Figure out how many lines in the records below hold the string "Windows". That number alone is the answer.
<<<<
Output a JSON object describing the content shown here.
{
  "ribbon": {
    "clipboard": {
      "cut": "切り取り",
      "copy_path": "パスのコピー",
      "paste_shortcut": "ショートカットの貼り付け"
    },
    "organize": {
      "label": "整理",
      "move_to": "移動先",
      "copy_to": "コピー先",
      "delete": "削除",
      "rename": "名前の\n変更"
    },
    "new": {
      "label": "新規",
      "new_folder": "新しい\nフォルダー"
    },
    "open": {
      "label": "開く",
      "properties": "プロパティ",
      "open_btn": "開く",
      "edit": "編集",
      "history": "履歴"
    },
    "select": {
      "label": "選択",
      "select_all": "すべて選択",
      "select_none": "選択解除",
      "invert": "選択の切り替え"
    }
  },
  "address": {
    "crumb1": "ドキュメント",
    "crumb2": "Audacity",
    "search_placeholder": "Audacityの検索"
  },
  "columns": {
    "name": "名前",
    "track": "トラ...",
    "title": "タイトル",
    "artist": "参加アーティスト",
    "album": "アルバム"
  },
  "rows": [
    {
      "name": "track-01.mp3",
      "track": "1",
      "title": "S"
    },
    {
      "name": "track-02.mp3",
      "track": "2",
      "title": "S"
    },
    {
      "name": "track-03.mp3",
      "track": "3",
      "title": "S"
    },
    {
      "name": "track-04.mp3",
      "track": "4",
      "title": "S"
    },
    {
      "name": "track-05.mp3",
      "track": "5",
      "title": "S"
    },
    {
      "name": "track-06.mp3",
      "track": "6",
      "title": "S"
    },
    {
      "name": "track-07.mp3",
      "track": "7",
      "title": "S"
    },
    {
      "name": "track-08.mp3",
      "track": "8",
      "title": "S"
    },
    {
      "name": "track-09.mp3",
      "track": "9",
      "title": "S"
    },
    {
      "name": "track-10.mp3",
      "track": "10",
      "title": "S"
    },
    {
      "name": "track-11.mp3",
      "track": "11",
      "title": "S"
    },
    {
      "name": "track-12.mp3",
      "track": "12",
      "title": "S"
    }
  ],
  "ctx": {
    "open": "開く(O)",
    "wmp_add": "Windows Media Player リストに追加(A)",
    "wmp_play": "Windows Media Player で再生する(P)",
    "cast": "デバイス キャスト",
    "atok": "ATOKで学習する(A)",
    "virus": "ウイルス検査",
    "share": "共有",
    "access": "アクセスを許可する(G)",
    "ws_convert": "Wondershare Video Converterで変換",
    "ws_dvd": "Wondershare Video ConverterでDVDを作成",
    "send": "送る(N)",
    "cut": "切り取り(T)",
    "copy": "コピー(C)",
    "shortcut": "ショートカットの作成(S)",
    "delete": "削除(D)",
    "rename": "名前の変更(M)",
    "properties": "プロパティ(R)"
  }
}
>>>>
**Response to the task:** 2